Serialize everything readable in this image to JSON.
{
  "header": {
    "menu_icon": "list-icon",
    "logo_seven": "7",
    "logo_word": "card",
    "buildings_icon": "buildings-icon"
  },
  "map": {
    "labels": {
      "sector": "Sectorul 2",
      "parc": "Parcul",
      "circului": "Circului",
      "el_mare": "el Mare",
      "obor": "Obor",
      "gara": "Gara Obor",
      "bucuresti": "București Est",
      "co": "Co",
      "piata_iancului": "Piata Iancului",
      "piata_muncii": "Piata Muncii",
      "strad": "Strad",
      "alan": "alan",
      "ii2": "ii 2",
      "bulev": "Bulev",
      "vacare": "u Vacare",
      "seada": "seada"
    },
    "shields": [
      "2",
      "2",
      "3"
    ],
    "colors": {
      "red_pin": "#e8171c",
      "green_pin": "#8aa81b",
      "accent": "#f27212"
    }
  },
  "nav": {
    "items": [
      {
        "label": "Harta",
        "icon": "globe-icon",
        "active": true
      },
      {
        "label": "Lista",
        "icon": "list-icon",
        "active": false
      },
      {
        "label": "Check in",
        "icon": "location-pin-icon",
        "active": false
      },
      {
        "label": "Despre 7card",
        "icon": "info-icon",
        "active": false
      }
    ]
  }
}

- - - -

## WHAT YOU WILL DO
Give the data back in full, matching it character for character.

## TASK ANSWER
Serialize everything readable in this image to JSON.
{
  "header": {
    "menu_icon": "list-icon",
    "logo_seven": "7",
    "logo_word": "card",
    "buildings_icon": "buildings-icon"
  },
  "map": {
    "labels": {
      "sector": "Sectorul 2",
      "parc": "Parcul",
      "circului": "Circului",
      "el_mare": "el Mare",
      "obor": "Obor",
      "gara": "Gara Obor",
      "bucuresti": "București Est",
      "co": "Co",
      "piata_iancului": "Piata Iancului",
      "piata_muncii": "Piata Muncii",
      "strad": "Strad",
      "alan": "alan",
      "ii2": "ii 2",
      "bulev": "Bulev",
      "vacare": "u Vacare",
      "seada": "seada"
    },
    "shields": [
      "2",
      "2",
      "3"
    ],
    "colors": {
      "red_pin": "#e8171c",
      "green_pin": "#8aa81b",
      "accent": "#f27212"
    }
  },
  "nav": {
    "items": [
      {
        "label": "Harta",
        "icon": "globe-icon",
        "active": true
      },
      {
        "label": "Lista",
        "icon": "list-icon",
        "active": false
      },
      {
        "label": "Check in",
        "icon": "location-pin-icon",
        "active": false
      },
      {
        "label": "Despre 7card",
        "icon": "info-icon",
        "active": false
      }
    ]
  }
}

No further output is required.